▶ Component data from apps and pages
▶
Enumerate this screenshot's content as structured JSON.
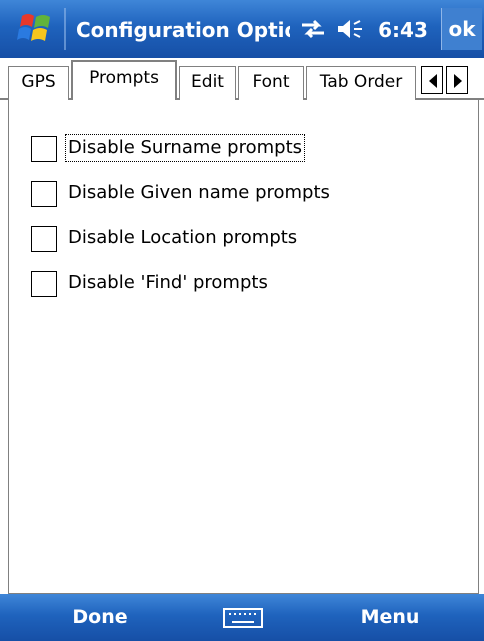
{
  "titlebar": {
    "title": "Configuration Options",
    "time": "6:43",
    "ok_label": "ok",
    "icons": [
      "windows-start-icon",
      "connectivity-icon",
      "volume-icon"
    ]
  },
  "tabs": [
    {
      "label": "GPS",
      "selected": false
    },
    {
      "label": "Prompts",
      "selected": true
    },
    {
      "label": "Edit",
      "selected": false
    },
    {
      "label": "Font",
      "selected": false
    },
    {
      "label": "Tab Order",
      "selected": false
    }
  ],
  "tab_scroll": {
    "left_icon": "arrow-left-icon",
    "right_icon": "arrow-right-icon"
  },
  "options": [
    {
      "label": "Disable Surname prompts",
      "checked": false,
      "focused": true
    },
    {
      "label": "Disable Given name prompts",
      "checked": false,
      "focused": false
    },
    {
      "label": "Disable Location prompts",
      "checked": false,
      "focused": false
    },
    {
      "label": "Disable 'Find' prompts",
      "checked": false,
      "focused": false
    }
  ],
  "menubar": {
    "left_softkey": "Done",
    "right_softkey": "Menu",
    "center_icon": "keyboard-icon"
  },
  "colors": {
    "bar_blue": "#1f63bd",
    "bar_highlight": "#3f86d8",
    "border_gray": "#808080"
  }
}
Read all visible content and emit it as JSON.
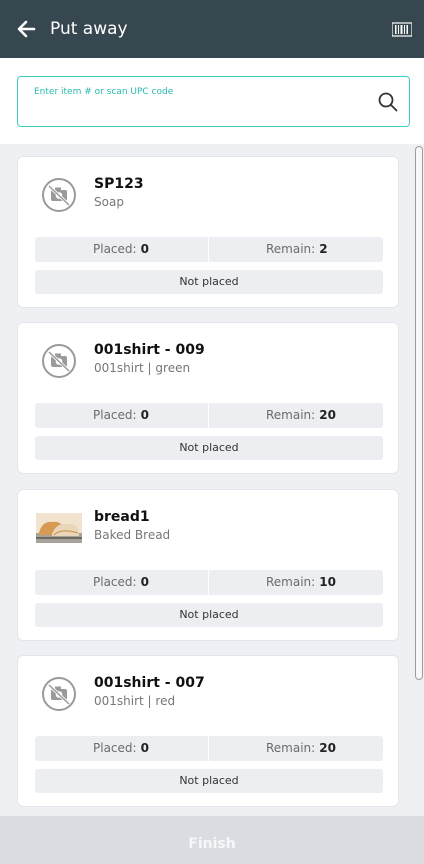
{
  "appbar": {
    "title": "Put away",
    "back_icon": "arrow-left-icon",
    "scan_icon": "barcode-icon"
  },
  "search": {
    "placeholder": "Enter item # or scan UPC code",
    "icon": "search-icon",
    "accent": "#3fcfc0"
  },
  "labels": {
    "placed": "Placed:",
    "remain": "Remain:"
  },
  "items": [
    {
      "code": "SP123",
      "name": "Soap",
      "placed": "0",
      "remain": "2",
      "status": "Not placed",
      "thumb": "no-image-icon"
    },
    {
      "code": "001shirt - 009",
      "name": "001shirt | green",
      "placed": "0",
      "remain": "20",
      "status": "Not placed",
      "thumb": "no-image-icon"
    },
    {
      "code": "bread1",
      "name": "Baked Bread",
      "placed": "0",
      "remain": "10",
      "status": "Not placed",
      "thumb": "bread-image"
    },
    {
      "code": "001shirt - 007",
      "name": "001shirt | red",
      "placed": "0",
      "remain": "20",
      "status": "Not placed",
      "thumb": "no-image-icon"
    }
  ],
  "footer": {
    "finish_label": "Finish"
  },
  "colors": {
    "appbar": "#37474f",
    "accent": "#3fcfc0",
    "background": "#eef0f4",
    "finish_disabled": "#d9dde2"
  }
}
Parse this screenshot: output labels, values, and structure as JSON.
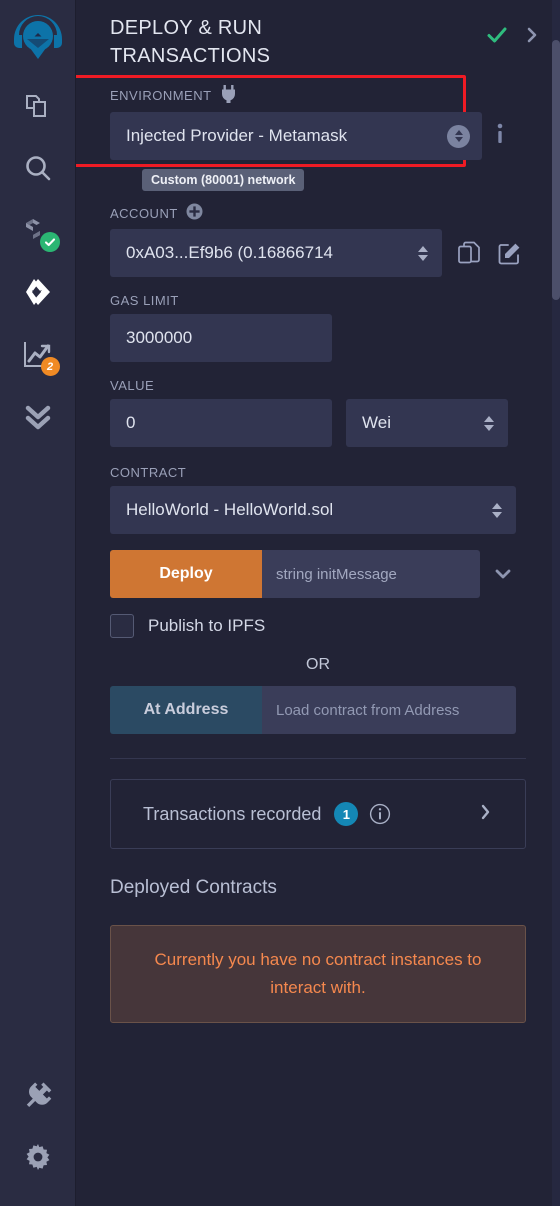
{
  "sidebar": {
    "items": [
      {
        "name": "remix-logo",
        "label": "Remix"
      },
      {
        "name": "file-explorer",
        "label": "File explorers"
      },
      {
        "name": "search",
        "label": "Search in files"
      },
      {
        "name": "solidity-compiler",
        "label": "Solidity compiler",
        "badge": ""
      },
      {
        "name": "deploy-run",
        "label": "Deploy & run transactions"
      },
      {
        "name": "debugger",
        "label": "Debugger",
        "badge": "2"
      },
      {
        "name": "check",
        "label": "Solidity unit testing"
      },
      {
        "name": "plugin-manager",
        "label": "Plugin manager"
      },
      {
        "name": "settings",
        "label": "Settings"
      }
    ]
  },
  "header": {
    "title": "DEPLOY & RUN TRANSACTIONS",
    "check_icon": "check-icon",
    "chevron_icon": "chevron-right-icon"
  },
  "environment": {
    "label": "ENVIRONMENT",
    "plug_icon": "plug-icon",
    "value": "Injected Provider - Metamask",
    "info_icon": "info-icon",
    "tooltip": "Custom (80001) network",
    "highlight_color": "#ef1b24"
  },
  "account": {
    "label": "ACCOUNT",
    "add_icon": "plus-circle-icon",
    "value": "0xA03...Ef9b6 (0.16866714",
    "copy_icon": "copy-icon",
    "edit_icon": "edit-icon"
  },
  "gas_limit": {
    "label": "GAS LIMIT",
    "value": "3000000"
  },
  "value_field": {
    "label": "VALUE",
    "value": "0",
    "unit": "Wei"
  },
  "contract": {
    "label": "CONTRACT",
    "value": "HelloWorld - HelloWorld.sol"
  },
  "deploy": {
    "button_label": "Deploy",
    "button_color": "#cf7633",
    "arg_placeholder": "string initMessage",
    "caret_icon": "chevron-down-icon",
    "ipfs_label": "Publish to IPFS",
    "ipfs_checked": false
  },
  "or_label": "OR",
  "at_address": {
    "button_label": "At Address",
    "button_color": "#2b4a63",
    "placeholder": "Load contract from Address"
  },
  "transactions": {
    "title": "Transactions recorded",
    "count": "1",
    "info_icon": "info-circle-icon",
    "chevron_icon": "chevron-right-icon",
    "badge_color": "#1487b5"
  },
  "deployed": {
    "title": "Deployed Contracts",
    "empty_message": "Currently you have no contract instances to interact with.",
    "empty_text_color": "#f5884e"
  }
}
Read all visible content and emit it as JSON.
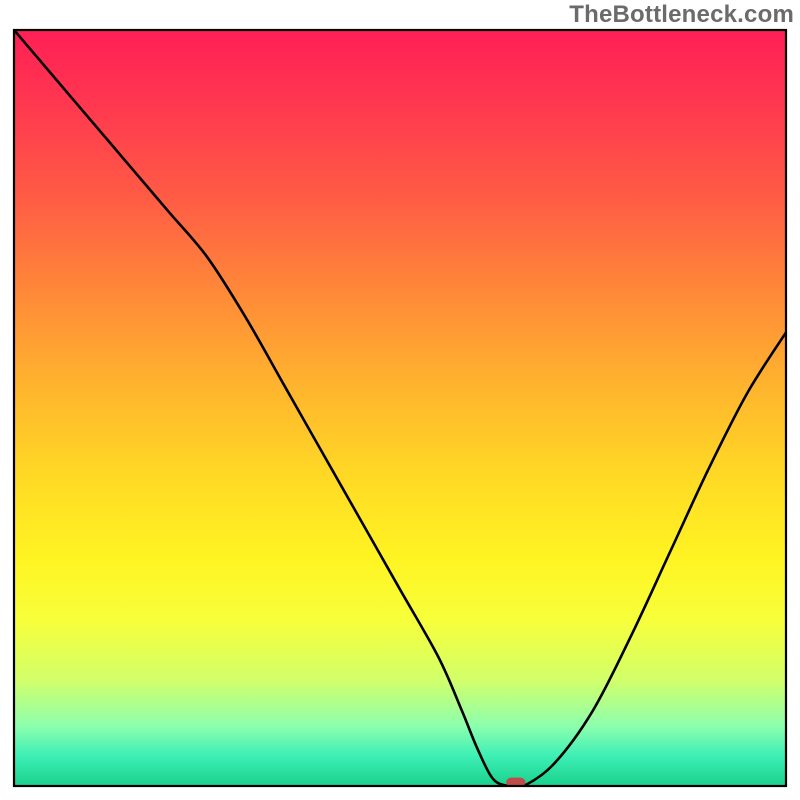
{
  "watermark": "TheBottleneck.com",
  "chart_data": {
    "type": "line",
    "title": "",
    "xlabel": "",
    "ylabel": "",
    "xlim": [
      0,
      100
    ],
    "ylim": [
      0,
      100
    ],
    "grid": false,
    "legend": false,
    "background_gradient": {
      "stops": [
        {
          "offset": 0.0,
          "color": "#ff1f55"
        },
        {
          "offset": 0.1,
          "color": "#ff3850"
        },
        {
          "offset": 0.22,
          "color": "#ff5b45"
        },
        {
          "offset": 0.35,
          "color": "#ff8a38"
        },
        {
          "offset": 0.48,
          "color": "#ffb72d"
        },
        {
          "offset": 0.6,
          "color": "#ffdc24"
        },
        {
          "offset": 0.7,
          "color": "#fff423"
        },
        {
          "offset": 0.78,
          "color": "#f7ff3a"
        },
        {
          "offset": 0.86,
          "color": "#d2ff6a"
        },
        {
          "offset": 0.92,
          "color": "#8dffad"
        },
        {
          "offset": 0.96,
          "color": "#3eefb5"
        },
        {
          "offset": 1.0,
          "color": "#19d28c"
        }
      ]
    },
    "series": [
      {
        "name": "bottleneck-curve",
        "x": [
          0,
          5,
          10,
          15,
          20,
          25,
          30,
          35,
          40,
          45,
          50,
          55,
          58,
          60,
          62,
          64,
          66,
          70,
          75,
          80,
          85,
          90,
          95,
          100
        ],
        "y": [
          100,
          94,
          88,
          82,
          76,
          70,
          62,
          53,
          44,
          35,
          26,
          17,
          10,
          5,
          1,
          0,
          0,
          3,
          10,
          20,
          31,
          42,
          52,
          60
        ]
      }
    ],
    "marker": {
      "name": "optimal-point",
      "x": 65,
      "y": 0.5,
      "color": "#c14a4a",
      "shape": "rounded-rect",
      "width_frac": 0.025,
      "height_frac": 0.012
    },
    "frame": {
      "stroke": "#000000",
      "stroke_width": 2.2
    },
    "line_style": {
      "stroke": "#000000",
      "stroke_width": 2.6
    }
  }
}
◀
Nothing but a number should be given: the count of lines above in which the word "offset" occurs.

12